Title: Rapid attenuation of circadian clock gene oscillations in the rat heart following ischemia-reperfusion Authors
|Kung, Theodore - CASE WSTRN, CLEVELAND, OH|
|Egbejimi, Oluwaseun - BAYLOR COLLEGE MED|
|Cui, Jiajia - CASE WSTRN, CELVELAND, OH|
|Ha, Ngan - BAYLOR COLLEGE MED|
|Durgan, David - BAYLOR COLLEGE MED|
|Essop, M - U CAPE TOWN, S AFRICA|
|Shaw, Chad - BAYLOR COLLEGE MED|
|Hardin, Paul - TAMU, COLLEGE STATION, TX|
|Stanley, William - CASE WSTRN, CLEVELAND, OH|
Submitted to: Journal of Molecular and Cellular Cardiology
Publication Type: Peer Reviewed Journal
Publication Acceptance Date: August 27, 2007
Publication Date: December 1, 2007
Citation: Kung, T.A., Egbejimi, O., Cui, J., Ha, N.P., Durgan, D.J., Essop, M.F., Bray, M.S., Shaw, C.A., Hardin, P.E., Stanley, W.C., Young, M.E. 2007. Rapid attenuation of circadian clock gene oscillations in the rat heart following ischemia-reperfusion. Journal of Molecular and Cellular Cardiology. 43(6):744-753. Interpretive Summary: Nearly every cell in the body contains a set of molecules that regulate daily rhythms in many cellular functions – together these molecules comprise the circadian clock. In heart cells, these circadian clocks appear to regulate some aspects of heart function. The present study tested the idea that loss of oxygen and nutrients to the heart cells resulting from decreased blood flow or blockage of the heart vessels, followed by increased blood flow to the heart, can alter the circadian clock within heart cells. In an experiment that simulated decreased blood flow in the heart followed by increased blood flow, we found that the circadian clock in heart cells was impaired by such events and that this impairment did not appear to be related only to loss of oxygen.
Technical Abstract: The intracellular circadian clock consists of a series of transcriptional modulators that together allow the cell to perceive the time of day. Circadian clocks have been identified within various components of the cardiovascular system (e.g., cardiomyocytes, vascular smooth muscle cells) and possess the potential to regulate numerous aspects of cardiovascular physiology and pathophysiology. The present study tested the hypothesis that ischemia/reperfusion (I/R; 30 min occlusion of the rat left main coronary artery in vivo) alters the circadian clock within the ischemic, versus non-ischemic, region of the heart.

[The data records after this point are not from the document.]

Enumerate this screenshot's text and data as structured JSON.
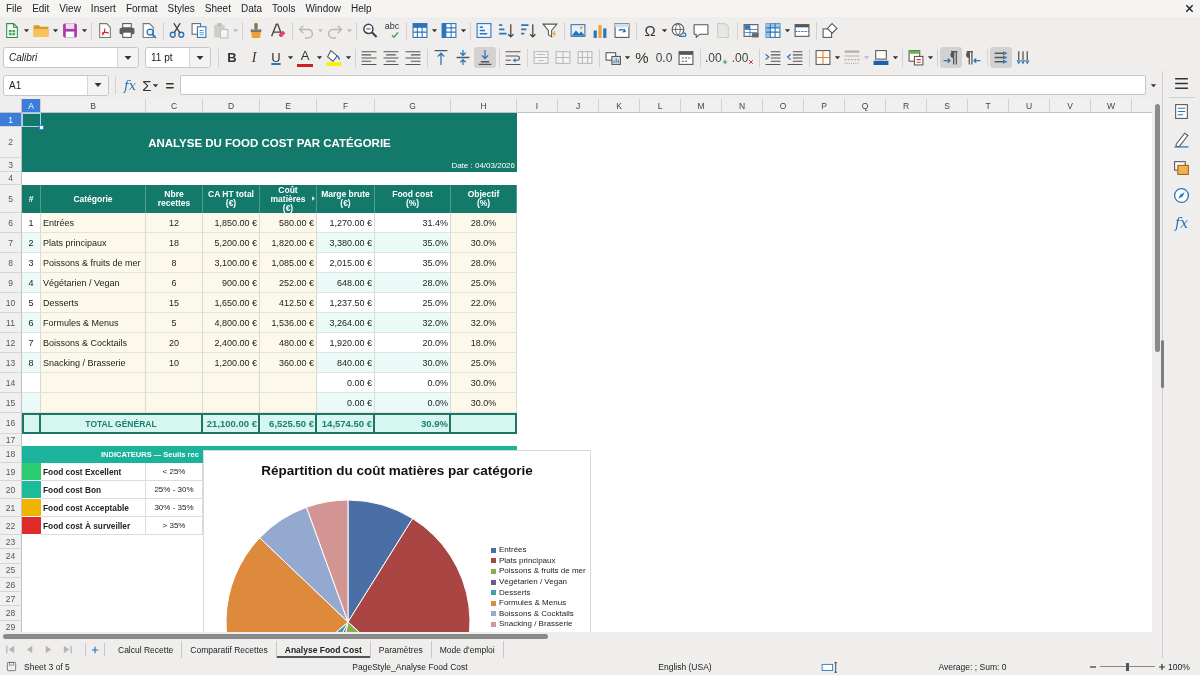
{
  "menu_bar": {
    "items": [
      "File",
      "Edit",
      "View",
      "Insert",
      "Format",
      "Styles",
      "Sheet",
      "Data",
      "Tools",
      "Window",
      "Help"
    ]
  },
  "standard_toolbar": {
    "spelling": "abc",
    "special_character": "Ω",
    "paste_disabled": true,
    "undo_disabled": true,
    "redo_disabled": true,
    "header_footer_disabled": true
  },
  "formatting_toolbar": {
    "font_name": "Calibri",
    "font_size": "11 pt",
    "bold": "B",
    "italic": "I",
    "underline": "U",
    "font_color": "A",
    "percent": "%",
    "standard_format": "0.0",
    "add_decimal": ".00",
    "delete_decimal": ".00",
    "align_bottom_on": true,
    "merge_disabled": true,
    "border_style_disabled": true,
    "left_to_right_on": true,
    "text_left_to_right_on": true
  },
  "formula_bar": {
    "name_box": "A1",
    "function_wizard": "fx",
    "sum": "Σ",
    "equals": "="
  },
  "sheet": {
    "columns": [
      {
        "label": "A",
        "selected": true
      },
      {
        "label": "B",
        "selected": false
      },
      {
        "label": "C",
        "selected": false
      },
      {
        "label": "D",
        "selected": false
      },
      {
        "label": "E",
        "selected": false
      },
      {
        "label": "F",
        "selected": false
      },
      {
        "label": "G",
        "selected": false
      },
      {
        "label": "H",
        "selected": false
      },
      {
        "label": "I",
        "selected": false
      },
      {
        "label": "J",
        "selected": false
      },
      {
        "label": "K",
        "selected": false
      },
      {
        "label": "L",
        "selected": false
      },
      {
        "label": "M",
        "selected": false
      },
      {
        "label": "N",
        "selected": false
      },
      {
        "label": "O",
        "selected": false
      },
      {
        "label": "P",
        "selected": false
      },
      {
        "label": "Q",
        "selected": false
      },
      {
        "label": "R",
        "selected": false
      },
      {
        "label": "S",
        "selected": false
      },
      {
        "label": "T",
        "selected": false
      },
      {
        "label": "U",
        "selected": false
      },
      {
        "label": "V",
        "selected": false
      },
      {
        "label": "W",
        "selected": false
      }
    ],
    "rows": [
      {
        "label": "1",
        "selected": true
      },
      {
        "label": "2",
        "selected": false
      },
      {
        "label": "3",
        "selected": false
      },
      {
        "label": "4",
        "selected": false
      },
      {
        "label": "5",
        "selected": false
      },
      {
        "label": "6",
        "selected": false
      },
      {
        "label": "7",
        "selected": false
      },
      {
        "label": "8",
        "selected": false
      },
      {
        "label": "9",
        "selected": false
      },
      {
        "label": "10",
        "selected": false
      },
      {
        "label": "11",
        "selected": false
      },
      {
        "label": "12",
        "selected": false
      },
      {
        "label": "13",
        "selected": false
      },
      {
        "label": "14",
        "selected": false
      },
      {
        "label": "15",
        "selected": false
      },
      {
        "label": "16",
        "selected": false
      },
      {
        "label": "17",
        "selected": false
      },
      {
        "label": "18",
        "selected": false
      },
      {
        "label": "19",
        "selected": false
      },
      {
        "label": "20",
        "selected": false
      },
      {
        "label": "21",
        "selected": false
      },
      {
        "label": "22",
        "selected": false
      },
      {
        "label": "23",
        "selected": false
      },
      {
        "label": "24",
        "selected": false
      },
      {
        "label": "25",
        "selected": false
      },
      {
        "label": "26",
        "selected": false
      },
      {
        "label": "27",
        "selected": false
      },
      {
        "label": "28",
        "selected": false
      },
      {
        "label": "29",
        "selected": false
      }
    ],
    "title": "ANALYSE DU FOOD COST PAR CATÉGORIE",
    "date": "Date : 04/03/2026",
    "table": {
      "columns": [
        {
          "label": "#"
        },
        {
          "label": "Catégorie"
        },
        {
          "label": "Nbre\nrecettes"
        },
        {
          "label": "CA HT total\n(€)"
        },
        {
          "label": "Coût\nmatières\n(€)",
          "overflow_marker": true
        },
        {
          "label": "Marge brute\n(€)"
        },
        {
          "label": "Food cost\n(%)"
        },
        {
          "label": "Objectif\n(%)"
        }
      ],
      "rows": [
        {
          "num": "1",
          "category": "Entrées",
          "recipes": "12",
          "revenue": "1,850.00 €",
          "cost": "580.00 €",
          "margin": "1,270.00 €",
          "food_cost": "31.4%",
          "target": "28.0%"
        },
        {
          "num": "2",
          "category": "Plats principaux",
          "recipes": "18",
          "revenue": "5,200.00 €",
          "cost": "1,820.00 €",
          "margin": "3,380.00 €",
          "food_cost": "35.0%",
          "target": "30.0%"
        },
        {
          "num": "3",
          "category": "Poissons & fruits de mer",
          "recipes": "8",
          "revenue": "3,100.00 €",
          "cost": "1,085.00 €",
          "margin": "2,015.00 €",
          "food_cost": "35.0%",
          "target": "28.0%"
        },
        {
          "num": "4",
          "category": "Végétarien / Vegan",
          "recipes": "6",
          "revenue": "900.00 €",
          "cost": "252.00 €",
          "margin": "648.00 €",
          "food_cost": "28.0%",
          "target": "25.0%"
        },
        {
          "num": "5",
          "category": "Desserts",
          "recipes": "15",
          "revenue": "1,650.00 €",
          "cost": "412.50 €",
          "margin": "1,237.50 €",
          "food_cost": "25.0%",
          "target": "22.0%"
        },
        {
          "num": "6",
          "category": "Formules & Menus",
          "recipes": "5",
          "revenue": "4,800.00 €",
          "cost": "1,536.00 €",
          "margin": "3,264.00 €",
          "food_cost": "32.0%",
          "target": "32.0%"
        },
        {
          "num": "7",
          "category": "Boissons & Cocktails",
          "recipes": "20",
          "revenue": "2,400.00 €",
          "cost": "480.00 €",
          "margin": "1,920.00 €",
          "food_cost": "20.0%",
          "target": "18.0%"
        },
        {
          "num": "8",
          "category": "Snacking / Brasserie",
          "recipes": "10",
          "revenue": "1,200.00 €",
          "cost": "360.00 €",
          "margin": "840.00 €",
          "food_cost": "30.0%",
          "target": "25.0%"
        },
        {
          "margin": "0.00 €",
          "food_cost": "0.0%",
          "target": "30.0%"
        },
        {
          "margin": "0.00 €",
          "food_cost": "0.0%",
          "target": "30.0%"
        }
      ],
      "total": {
        "label": "TOTAL GÉNÉRAL",
        "revenue": "21,100.00 €",
        "cost": "6,525.50 €",
        "margin": "14,574.50 €",
        "food_cost": "30.9%"
      }
    },
    "indicators": {
      "header": "INDICATEURS — Seuils rec",
      "rows": [
        {
          "color": "#2ecc71",
          "label": "Food cost Excellent",
          "range": "< 25%"
        },
        {
          "color": "#1abc9c",
          "label": "Food cost Bon",
          "range": "25% - 30%"
        },
        {
          "color": "#f0b400",
          "label": "Food cost Acceptable",
          "range": "30% - 35%"
        },
        {
          "color": "#e02b2b",
          "label": "Food cost À surveiller",
          "range": "> 35%"
        }
      ]
    },
    "chart": {
      "chart_data": {
        "type": "pie",
        "title": "Répartition du coût matières par catégorie",
        "categories": [
          "Entrées",
          "Plats principaux",
          "Poissons & fruits de mer",
          "Végétarien / Vegan",
          "Desserts",
          "Formules & Menus",
          "Boissons & Cocktails",
          "Snacking / Brasserie"
        ],
        "values": [
          8.89,
          27.89,
          16.63,
          3.86,
          6.32,
          23.53,
          7.36,
          5.52
        ],
        "legend": "right"
      }
    }
  },
  "sheet_tabs": [
    {
      "label": "Calcul Recette",
      "selected": false
    },
    {
      "label": "Comparatif Recettes",
      "selected": false
    },
    {
      "label": "Analyse Food Cost",
      "selected": true
    },
    {
      "label": "Paramètres",
      "selected": false
    },
    {
      "label": "Mode d'emploi",
      "selected": false
    }
  ],
  "status_bar": {
    "sheet": "Sheet 3 of 5",
    "page_style": "PageStyle_Analyse Food Cost",
    "language": "English (USA)",
    "selection_summary": "Average: ; Sum: 0",
    "zoom_slider": {
      "level": 0.5
    },
    "zoom": "100%"
  },
  "sidebar": {
    "functions": "fx"
  }
}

Left ventricular anterior (ischemic) and posterior (non-ischemic) regions were isolated from I/R, sham-operated, and naïve rats over a 24-h period, after which mRNAs encoding for both circadian clock components and known clock-controlled genes were quantified. Circadian clock gene oscillations (i.e., peak-to-trough fold differences) were rapidly attenuated in the I/R, versus the non-ischemic, region. Consistent with decreased circadian clock output, we observe a rapid induction of E4BP4 in the ischemic region of the heart at both the mRNA and protein levels. In contrast with I/R, chronic (1 week) hypobaric chamber-induced hypoxia did not attenuate oscillations in circadian clock genes in either the left or right ventricle of the rat heart. In conclusion, these data show that in a rodent model of myocardial I/R, circadian clocks within the ischemic region become rapidly impaired through a mechanism that appears to be independent of hypoxia.